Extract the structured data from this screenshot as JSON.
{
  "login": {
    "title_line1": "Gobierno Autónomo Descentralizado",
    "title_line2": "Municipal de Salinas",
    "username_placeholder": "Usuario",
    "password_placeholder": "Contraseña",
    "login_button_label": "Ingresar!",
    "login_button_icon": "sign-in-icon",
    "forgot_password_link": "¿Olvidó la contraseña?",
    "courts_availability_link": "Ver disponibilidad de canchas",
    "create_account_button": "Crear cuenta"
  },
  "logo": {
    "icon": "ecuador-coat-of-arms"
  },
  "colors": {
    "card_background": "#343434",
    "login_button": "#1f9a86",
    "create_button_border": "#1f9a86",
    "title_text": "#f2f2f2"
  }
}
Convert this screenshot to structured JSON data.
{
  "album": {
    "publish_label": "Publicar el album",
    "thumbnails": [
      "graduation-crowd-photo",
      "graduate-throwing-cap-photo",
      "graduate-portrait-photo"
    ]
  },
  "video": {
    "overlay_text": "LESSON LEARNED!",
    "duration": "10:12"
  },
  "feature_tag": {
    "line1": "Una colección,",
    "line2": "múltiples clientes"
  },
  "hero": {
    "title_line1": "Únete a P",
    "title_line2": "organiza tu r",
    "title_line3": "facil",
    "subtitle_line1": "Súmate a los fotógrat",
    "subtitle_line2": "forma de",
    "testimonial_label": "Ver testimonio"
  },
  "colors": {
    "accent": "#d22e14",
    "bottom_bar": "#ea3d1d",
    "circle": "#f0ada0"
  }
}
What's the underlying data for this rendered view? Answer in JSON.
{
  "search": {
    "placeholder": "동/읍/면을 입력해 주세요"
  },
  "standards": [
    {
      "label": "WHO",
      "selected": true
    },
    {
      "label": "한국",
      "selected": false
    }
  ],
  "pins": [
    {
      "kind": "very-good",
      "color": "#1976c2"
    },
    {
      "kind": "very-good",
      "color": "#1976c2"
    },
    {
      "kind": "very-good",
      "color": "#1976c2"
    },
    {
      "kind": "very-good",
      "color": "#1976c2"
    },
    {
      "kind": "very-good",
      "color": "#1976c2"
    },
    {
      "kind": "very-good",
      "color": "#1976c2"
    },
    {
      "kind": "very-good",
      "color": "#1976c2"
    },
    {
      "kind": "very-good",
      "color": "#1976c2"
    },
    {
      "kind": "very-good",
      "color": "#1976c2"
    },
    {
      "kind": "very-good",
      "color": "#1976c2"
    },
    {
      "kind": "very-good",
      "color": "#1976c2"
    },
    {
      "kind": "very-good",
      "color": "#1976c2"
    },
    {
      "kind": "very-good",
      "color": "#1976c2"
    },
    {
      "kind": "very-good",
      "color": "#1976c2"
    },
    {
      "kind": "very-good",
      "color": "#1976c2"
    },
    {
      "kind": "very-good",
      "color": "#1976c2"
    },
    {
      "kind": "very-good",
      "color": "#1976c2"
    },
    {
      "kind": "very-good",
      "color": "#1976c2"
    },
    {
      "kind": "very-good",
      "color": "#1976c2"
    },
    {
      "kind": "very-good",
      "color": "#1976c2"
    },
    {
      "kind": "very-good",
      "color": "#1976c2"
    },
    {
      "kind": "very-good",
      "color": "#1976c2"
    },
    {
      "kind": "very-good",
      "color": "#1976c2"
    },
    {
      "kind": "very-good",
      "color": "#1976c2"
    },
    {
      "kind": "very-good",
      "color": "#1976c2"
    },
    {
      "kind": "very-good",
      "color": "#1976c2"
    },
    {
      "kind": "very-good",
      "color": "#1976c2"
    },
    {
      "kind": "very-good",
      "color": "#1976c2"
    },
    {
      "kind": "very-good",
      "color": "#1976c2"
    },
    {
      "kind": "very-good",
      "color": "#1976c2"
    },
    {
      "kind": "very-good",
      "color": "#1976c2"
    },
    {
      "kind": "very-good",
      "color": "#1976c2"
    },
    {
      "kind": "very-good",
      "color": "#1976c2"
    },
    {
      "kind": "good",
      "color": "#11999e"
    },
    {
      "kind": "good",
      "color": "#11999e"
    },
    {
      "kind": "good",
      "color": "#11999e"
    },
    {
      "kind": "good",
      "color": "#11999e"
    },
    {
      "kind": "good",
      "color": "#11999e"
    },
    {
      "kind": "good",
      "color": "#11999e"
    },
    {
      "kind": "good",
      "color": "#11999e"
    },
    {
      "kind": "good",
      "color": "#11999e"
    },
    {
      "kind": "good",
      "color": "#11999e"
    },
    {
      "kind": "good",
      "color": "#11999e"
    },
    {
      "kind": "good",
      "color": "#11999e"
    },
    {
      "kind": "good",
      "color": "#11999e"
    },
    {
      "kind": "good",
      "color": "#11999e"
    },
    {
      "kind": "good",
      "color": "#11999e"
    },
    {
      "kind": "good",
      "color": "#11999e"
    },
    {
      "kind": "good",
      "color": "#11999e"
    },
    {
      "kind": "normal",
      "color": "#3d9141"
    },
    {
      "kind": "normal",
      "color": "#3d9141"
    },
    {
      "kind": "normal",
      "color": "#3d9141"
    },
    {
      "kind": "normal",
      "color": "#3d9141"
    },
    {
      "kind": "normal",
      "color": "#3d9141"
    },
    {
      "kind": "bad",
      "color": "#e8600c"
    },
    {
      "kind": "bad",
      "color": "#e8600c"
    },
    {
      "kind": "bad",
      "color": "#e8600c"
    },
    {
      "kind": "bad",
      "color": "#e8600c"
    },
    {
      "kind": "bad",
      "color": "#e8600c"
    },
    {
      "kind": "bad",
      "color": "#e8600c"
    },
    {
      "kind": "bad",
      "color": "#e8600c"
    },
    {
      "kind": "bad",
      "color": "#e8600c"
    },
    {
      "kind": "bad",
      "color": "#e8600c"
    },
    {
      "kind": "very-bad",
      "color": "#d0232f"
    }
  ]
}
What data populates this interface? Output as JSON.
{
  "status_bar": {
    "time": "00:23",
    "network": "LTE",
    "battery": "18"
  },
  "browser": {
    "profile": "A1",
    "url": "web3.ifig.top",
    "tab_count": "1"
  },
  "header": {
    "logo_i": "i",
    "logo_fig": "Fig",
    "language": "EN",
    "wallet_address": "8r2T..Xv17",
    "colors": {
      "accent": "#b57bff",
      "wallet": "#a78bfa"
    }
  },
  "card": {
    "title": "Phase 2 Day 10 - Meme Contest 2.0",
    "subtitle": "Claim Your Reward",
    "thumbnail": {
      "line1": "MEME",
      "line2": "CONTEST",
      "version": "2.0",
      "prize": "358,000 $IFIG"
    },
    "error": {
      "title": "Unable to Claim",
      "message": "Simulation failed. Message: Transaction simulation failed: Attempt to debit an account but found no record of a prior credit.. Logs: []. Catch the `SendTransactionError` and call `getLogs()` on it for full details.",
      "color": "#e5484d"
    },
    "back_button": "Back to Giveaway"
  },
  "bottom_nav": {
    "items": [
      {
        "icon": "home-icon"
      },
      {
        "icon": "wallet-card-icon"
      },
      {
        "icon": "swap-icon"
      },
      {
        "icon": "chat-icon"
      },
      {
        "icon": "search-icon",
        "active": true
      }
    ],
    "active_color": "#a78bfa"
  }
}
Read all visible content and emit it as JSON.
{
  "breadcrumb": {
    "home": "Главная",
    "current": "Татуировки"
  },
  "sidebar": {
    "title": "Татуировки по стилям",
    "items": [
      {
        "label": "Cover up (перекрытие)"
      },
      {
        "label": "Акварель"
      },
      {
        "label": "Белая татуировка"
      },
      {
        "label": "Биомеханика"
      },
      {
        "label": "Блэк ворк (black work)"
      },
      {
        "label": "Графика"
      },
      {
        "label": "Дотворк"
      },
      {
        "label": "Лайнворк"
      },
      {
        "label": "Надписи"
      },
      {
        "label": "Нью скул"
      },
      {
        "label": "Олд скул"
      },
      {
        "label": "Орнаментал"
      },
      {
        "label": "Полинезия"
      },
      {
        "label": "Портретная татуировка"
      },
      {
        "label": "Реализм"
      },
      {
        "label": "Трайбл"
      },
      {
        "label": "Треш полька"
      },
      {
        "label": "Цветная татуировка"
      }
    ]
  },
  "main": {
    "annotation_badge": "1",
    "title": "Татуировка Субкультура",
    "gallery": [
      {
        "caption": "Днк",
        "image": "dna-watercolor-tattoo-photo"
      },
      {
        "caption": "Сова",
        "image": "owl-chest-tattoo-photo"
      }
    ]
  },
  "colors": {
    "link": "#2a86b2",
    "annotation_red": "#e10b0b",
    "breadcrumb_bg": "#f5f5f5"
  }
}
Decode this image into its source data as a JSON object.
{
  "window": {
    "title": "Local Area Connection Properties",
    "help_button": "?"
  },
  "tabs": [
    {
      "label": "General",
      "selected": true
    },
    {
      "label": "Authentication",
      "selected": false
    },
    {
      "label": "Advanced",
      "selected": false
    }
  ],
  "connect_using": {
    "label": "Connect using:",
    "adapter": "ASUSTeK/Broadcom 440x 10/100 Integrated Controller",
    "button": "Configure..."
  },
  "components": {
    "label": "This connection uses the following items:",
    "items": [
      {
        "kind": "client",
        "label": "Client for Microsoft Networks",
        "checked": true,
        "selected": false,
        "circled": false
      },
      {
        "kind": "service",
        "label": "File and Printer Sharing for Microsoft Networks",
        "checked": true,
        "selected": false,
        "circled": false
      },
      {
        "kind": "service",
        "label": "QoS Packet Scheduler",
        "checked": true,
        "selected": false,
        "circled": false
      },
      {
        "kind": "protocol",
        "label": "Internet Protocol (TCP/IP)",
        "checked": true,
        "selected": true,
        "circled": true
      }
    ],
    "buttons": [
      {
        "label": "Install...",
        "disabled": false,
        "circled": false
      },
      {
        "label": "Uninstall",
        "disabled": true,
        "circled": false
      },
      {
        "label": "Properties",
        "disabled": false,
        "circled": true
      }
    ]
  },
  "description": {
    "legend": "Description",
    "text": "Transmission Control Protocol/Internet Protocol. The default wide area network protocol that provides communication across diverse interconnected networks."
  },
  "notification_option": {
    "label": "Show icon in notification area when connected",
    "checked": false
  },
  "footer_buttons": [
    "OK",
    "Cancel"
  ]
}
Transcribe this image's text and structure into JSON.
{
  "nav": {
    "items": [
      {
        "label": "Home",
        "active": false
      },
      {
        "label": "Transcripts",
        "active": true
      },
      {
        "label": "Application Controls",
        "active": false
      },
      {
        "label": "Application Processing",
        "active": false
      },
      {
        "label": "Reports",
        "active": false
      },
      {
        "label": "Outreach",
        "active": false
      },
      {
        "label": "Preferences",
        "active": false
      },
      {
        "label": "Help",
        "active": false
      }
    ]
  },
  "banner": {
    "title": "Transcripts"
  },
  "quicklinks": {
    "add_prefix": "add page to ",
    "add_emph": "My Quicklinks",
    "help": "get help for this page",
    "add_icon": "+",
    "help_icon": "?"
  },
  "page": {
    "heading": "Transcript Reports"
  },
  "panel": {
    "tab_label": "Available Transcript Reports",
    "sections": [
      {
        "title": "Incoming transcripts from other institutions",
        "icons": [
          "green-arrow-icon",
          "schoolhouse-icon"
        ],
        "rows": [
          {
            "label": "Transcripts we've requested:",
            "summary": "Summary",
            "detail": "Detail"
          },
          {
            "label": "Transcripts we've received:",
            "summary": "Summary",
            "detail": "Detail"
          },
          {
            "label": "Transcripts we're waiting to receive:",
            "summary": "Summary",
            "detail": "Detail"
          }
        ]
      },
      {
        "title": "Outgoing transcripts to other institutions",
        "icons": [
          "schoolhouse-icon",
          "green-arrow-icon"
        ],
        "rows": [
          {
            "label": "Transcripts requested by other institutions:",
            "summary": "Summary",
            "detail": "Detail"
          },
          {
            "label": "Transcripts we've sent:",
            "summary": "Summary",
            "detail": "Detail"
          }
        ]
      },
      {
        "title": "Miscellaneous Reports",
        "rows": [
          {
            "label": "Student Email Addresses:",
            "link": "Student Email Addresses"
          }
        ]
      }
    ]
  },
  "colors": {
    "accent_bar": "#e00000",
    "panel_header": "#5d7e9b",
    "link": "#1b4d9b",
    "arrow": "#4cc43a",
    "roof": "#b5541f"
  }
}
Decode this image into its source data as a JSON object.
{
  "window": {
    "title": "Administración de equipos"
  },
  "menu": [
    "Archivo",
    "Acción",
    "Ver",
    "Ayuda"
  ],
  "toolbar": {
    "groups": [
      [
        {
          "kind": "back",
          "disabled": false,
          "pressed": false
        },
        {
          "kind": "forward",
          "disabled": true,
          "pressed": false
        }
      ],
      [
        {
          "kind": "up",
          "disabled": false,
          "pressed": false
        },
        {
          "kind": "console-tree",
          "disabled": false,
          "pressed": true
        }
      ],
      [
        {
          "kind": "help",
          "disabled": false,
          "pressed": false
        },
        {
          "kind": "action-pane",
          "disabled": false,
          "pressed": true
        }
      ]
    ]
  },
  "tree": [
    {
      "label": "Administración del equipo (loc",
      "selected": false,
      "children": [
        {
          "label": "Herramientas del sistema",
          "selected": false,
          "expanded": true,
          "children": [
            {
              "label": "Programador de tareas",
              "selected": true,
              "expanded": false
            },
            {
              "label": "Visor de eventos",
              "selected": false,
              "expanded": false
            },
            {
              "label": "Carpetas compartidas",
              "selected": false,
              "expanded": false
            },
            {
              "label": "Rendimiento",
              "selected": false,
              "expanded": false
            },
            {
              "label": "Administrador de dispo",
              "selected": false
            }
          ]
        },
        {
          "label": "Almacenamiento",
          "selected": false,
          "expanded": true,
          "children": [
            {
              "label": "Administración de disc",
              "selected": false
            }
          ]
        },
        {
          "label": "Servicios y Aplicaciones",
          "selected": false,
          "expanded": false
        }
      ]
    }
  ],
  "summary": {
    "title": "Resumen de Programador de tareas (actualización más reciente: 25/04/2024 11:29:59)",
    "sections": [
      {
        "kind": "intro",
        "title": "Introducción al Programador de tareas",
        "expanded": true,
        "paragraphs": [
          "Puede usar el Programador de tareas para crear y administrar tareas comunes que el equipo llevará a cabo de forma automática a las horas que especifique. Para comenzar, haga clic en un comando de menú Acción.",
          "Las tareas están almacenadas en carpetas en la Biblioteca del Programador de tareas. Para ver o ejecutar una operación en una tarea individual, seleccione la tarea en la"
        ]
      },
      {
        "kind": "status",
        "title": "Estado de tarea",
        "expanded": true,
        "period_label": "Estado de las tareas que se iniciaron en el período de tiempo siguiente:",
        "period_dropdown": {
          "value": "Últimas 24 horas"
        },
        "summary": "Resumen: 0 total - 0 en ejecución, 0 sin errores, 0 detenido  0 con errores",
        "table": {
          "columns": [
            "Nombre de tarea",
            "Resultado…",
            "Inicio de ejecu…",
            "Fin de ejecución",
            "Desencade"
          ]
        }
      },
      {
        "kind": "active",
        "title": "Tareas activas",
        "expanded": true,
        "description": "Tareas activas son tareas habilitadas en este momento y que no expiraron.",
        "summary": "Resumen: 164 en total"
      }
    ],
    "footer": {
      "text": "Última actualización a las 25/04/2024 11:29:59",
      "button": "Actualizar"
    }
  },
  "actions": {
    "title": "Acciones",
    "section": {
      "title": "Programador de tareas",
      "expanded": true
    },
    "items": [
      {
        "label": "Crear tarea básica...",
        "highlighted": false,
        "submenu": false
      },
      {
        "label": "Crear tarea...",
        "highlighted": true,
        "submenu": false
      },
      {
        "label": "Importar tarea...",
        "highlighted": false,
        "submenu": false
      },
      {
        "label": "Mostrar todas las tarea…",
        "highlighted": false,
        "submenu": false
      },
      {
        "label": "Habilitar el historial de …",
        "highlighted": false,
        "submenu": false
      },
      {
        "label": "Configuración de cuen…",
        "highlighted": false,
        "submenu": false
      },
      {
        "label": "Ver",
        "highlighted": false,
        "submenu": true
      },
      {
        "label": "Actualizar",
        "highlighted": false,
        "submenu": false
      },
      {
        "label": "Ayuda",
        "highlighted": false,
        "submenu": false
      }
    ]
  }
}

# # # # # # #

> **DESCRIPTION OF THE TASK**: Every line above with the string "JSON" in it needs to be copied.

> **FINISHED TASK**:
Extract the structured data from this screenshot as JSON.
Convert this screenshot to structured JSON data.
What's the underlying data for this rendered view? Answer in JSON.
What data populates this interface? Output as JSON.
Read all visible content and emit it as JSON.
Decode this image into its source data as a JSON object.
Transcribe this image's text and structure into JSON.
Decode this image into its source data as a JSON object.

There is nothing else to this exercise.